Nov 15, 2020
emmeka (All reviews)
Readers looking for an age gap yuri manga will probably be dissatisfied with this series, because the relationship between our main characters Haru and Midori isn't portrayed as romantic. But don't let that dissuade you from reading it.

Instead, while platonic, the relationship between the two is intriguingly complicated and unusual. Tsugumi was Midori's first and only love who Midori hadn't spoken to since they were 15, and Haru is Tsugumi's only daughter who she raised as a single mother without the support of her own family. At Tsugumi's funeral, after it becomes clear that nobody from the family is willing to take the orphaned Haru in, Midori volunteers herself for the job of being Haru's guardian. The story is about Haru and Midori processing their feelings for the deceased Tsugumi together, and the change in both of them that is built out of that grief as well as the development of their irregular family life.
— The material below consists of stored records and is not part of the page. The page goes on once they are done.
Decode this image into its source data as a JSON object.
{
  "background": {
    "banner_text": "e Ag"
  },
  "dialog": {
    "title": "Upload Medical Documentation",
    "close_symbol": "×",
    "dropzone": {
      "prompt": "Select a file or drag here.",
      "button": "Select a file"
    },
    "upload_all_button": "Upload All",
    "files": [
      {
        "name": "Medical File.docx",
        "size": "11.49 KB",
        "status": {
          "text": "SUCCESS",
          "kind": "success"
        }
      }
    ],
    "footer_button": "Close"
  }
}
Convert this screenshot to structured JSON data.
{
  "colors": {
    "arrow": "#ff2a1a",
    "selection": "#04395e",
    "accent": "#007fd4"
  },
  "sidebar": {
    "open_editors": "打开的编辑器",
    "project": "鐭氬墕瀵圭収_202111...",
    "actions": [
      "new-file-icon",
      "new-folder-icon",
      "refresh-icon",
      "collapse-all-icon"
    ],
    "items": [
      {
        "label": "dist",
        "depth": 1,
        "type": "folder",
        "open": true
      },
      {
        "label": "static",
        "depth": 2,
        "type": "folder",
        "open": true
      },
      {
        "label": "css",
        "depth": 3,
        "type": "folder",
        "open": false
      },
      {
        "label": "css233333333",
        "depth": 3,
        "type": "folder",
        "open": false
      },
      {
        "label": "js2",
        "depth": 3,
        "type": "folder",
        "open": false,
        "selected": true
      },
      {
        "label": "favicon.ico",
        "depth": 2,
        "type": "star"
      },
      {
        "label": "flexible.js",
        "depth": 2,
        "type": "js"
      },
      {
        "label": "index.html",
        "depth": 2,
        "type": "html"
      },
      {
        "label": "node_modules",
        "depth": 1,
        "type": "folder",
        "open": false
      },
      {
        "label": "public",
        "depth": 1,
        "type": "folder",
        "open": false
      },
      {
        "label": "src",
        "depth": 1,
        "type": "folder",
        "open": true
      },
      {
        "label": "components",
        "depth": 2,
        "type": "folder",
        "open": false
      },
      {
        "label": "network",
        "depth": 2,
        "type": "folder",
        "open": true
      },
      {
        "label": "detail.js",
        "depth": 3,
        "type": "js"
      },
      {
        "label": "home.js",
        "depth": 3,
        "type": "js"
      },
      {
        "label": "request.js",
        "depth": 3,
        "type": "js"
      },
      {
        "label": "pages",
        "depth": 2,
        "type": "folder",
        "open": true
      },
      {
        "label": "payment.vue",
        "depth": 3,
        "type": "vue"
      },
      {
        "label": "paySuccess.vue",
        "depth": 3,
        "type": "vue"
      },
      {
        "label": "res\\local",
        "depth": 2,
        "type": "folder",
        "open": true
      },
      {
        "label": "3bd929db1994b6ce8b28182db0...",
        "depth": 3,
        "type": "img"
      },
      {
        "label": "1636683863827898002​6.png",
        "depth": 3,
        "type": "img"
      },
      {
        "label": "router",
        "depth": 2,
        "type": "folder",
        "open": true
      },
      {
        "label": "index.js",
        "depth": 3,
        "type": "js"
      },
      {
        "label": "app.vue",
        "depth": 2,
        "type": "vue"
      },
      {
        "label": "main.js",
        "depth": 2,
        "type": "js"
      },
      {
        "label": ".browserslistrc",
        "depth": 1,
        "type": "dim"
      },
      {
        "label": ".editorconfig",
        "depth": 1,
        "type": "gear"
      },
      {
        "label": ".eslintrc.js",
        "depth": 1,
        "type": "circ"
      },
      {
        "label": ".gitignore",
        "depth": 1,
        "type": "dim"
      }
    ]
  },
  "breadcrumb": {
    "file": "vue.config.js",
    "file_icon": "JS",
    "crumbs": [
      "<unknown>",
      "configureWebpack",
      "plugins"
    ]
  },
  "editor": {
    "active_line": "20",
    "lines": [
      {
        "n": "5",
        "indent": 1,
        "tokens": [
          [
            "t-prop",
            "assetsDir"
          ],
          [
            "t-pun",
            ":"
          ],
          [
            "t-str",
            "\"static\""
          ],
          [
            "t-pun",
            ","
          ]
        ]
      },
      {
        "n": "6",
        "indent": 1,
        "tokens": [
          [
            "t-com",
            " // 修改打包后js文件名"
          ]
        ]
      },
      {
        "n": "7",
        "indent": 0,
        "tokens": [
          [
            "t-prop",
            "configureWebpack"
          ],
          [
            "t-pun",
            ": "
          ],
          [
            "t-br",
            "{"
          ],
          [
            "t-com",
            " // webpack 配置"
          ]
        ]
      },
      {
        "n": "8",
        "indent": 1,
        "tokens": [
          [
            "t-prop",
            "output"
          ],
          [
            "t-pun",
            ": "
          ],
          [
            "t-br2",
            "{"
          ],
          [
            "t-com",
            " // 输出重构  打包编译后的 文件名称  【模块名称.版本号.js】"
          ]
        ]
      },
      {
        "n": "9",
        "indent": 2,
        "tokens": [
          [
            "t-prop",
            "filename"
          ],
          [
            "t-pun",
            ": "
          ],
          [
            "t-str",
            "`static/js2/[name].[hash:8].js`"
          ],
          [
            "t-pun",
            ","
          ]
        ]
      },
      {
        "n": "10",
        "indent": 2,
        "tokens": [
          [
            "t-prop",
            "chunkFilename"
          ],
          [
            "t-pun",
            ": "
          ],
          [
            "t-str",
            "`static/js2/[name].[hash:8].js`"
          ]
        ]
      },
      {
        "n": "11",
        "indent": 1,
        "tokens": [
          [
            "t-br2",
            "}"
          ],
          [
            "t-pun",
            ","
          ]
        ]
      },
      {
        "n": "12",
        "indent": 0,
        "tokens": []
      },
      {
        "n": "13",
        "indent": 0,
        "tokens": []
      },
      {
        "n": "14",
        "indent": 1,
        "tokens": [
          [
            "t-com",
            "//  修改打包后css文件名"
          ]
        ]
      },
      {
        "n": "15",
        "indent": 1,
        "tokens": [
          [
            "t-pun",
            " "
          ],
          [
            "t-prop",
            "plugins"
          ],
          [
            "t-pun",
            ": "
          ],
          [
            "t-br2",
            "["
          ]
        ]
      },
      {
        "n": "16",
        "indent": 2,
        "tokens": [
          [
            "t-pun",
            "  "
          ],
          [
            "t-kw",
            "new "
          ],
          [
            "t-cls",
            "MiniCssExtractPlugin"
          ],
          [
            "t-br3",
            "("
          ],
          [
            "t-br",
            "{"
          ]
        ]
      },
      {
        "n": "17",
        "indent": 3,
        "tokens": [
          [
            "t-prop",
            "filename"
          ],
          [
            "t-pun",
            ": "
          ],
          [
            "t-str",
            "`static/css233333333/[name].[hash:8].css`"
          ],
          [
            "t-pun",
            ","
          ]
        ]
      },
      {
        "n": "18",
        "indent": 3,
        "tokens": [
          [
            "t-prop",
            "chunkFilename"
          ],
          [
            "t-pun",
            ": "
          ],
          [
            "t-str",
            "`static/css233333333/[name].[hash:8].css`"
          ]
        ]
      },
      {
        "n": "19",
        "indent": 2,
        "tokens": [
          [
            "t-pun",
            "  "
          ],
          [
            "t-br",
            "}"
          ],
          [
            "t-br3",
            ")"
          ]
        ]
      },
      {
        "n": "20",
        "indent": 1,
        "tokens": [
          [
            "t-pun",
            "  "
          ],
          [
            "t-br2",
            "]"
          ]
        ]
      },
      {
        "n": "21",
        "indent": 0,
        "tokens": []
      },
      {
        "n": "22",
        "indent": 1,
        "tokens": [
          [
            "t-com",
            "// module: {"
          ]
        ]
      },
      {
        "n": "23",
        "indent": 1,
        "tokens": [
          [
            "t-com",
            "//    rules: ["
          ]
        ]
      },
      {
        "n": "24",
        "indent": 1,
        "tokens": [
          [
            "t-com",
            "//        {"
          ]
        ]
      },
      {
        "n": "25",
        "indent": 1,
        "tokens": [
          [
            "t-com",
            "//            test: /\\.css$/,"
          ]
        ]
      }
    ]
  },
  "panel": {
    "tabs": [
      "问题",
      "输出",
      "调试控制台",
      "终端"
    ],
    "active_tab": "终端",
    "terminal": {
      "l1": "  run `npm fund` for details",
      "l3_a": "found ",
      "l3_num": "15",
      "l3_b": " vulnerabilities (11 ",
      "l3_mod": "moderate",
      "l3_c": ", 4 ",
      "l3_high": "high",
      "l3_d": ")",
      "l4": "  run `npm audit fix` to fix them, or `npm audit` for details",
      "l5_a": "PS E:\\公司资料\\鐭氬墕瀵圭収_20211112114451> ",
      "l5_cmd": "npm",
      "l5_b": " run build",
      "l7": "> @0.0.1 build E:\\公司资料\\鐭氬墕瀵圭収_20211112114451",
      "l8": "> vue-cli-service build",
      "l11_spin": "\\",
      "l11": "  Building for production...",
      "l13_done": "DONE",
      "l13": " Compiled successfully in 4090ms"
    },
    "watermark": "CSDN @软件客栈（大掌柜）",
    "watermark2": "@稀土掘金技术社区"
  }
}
Aesthetically, the manga is beautiful. The delicate artstyle suits the emotional tone of it perfectly, it's hard to believe that this is the author's debut series given how well drawn it is. And the characterization is very well done as well. Midori, a shy frumpy nervous wreck of a woman hung up on her first love, and Haru, a girl who is mature for her age but emotionally lost without her only family, make for a uniquely compelling duo.
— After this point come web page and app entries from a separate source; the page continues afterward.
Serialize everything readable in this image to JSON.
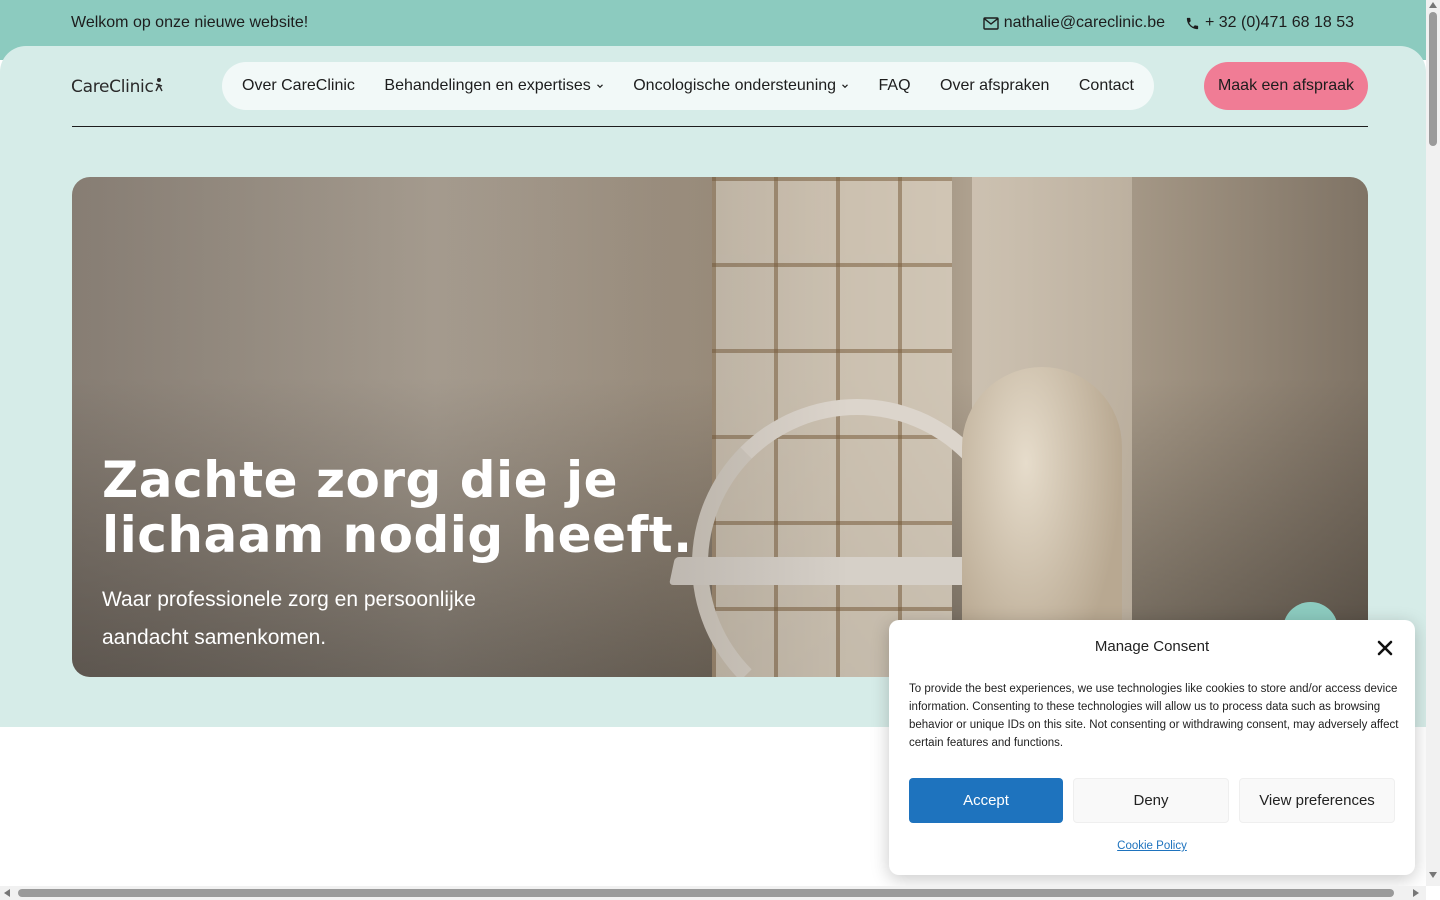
{
  "topbar": {
    "welcome": "Welkom op onze nieuwe website!",
    "email": "nathalie@careclinic.be",
    "phone": "+ 32 (0)471 68 18 53",
    "email_icon": "mail-icon",
    "phone_icon": "phone-icon"
  },
  "logo": {
    "text": "CareClinic"
  },
  "nav": {
    "items": [
      {
        "label": "Over CareClinic",
        "dropdown": false
      },
      {
        "label": "Behandelingen en expertises",
        "dropdown": true
      },
      {
        "label": "Oncologische ondersteuning",
        "dropdown": true
      },
      {
        "label": "FAQ",
        "dropdown": false
      },
      {
        "label": "Over afspraken",
        "dropdown": false
      },
      {
        "label": "Contact",
        "dropdown": false
      }
    ],
    "cta": "Maak een afspraak"
  },
  "hero": {
    "title_line1": "Zachte zorg die je",
    "title_line2": "lichaam nodig heeft.",
    "subtitle_line1": "Waar professionele zorg en persoonlijke",
    "subtitle_line2": "aandacht samenkomen."
  },
  "consent": {
    "title": "Manage Consent",
    "text": "To provide the best experiences, we use technologies like cookies to store and/or access device information. Consenting to these technologies will allow us to process data such as browsing behavior or unique IDs on this site. Not consenting or withdrawing consent, may adversely affect certain features and functions.",
    "accept": "Accept",
    "deny": "Deny",
    "preferences": "View preferences",
    "policy_link": "Cookie Policy"
  },
  "colors": {
    "topbar": "#8ccbbf",
    "header_bg": "#d6ece8",
    "cta": "#f07c95",
    "accept": "#1e73be"
  }
}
Unfortunately, while the first two volumes of the series are strong, the third and final volume feels rushed. It's as if the author was forced to cram material they wanted to take longer to explore into just one final volume. No spoilers, but it leaves several subplots and questions without a satisfying resolution (at least in my opinion). Because of this, and because any real yuri in this series is relegated to mild subtext at best, I give it a 7/10. However, if you're looking for a manga about dealing with loss and the meaning of family, you may get substantially more out of it than I did.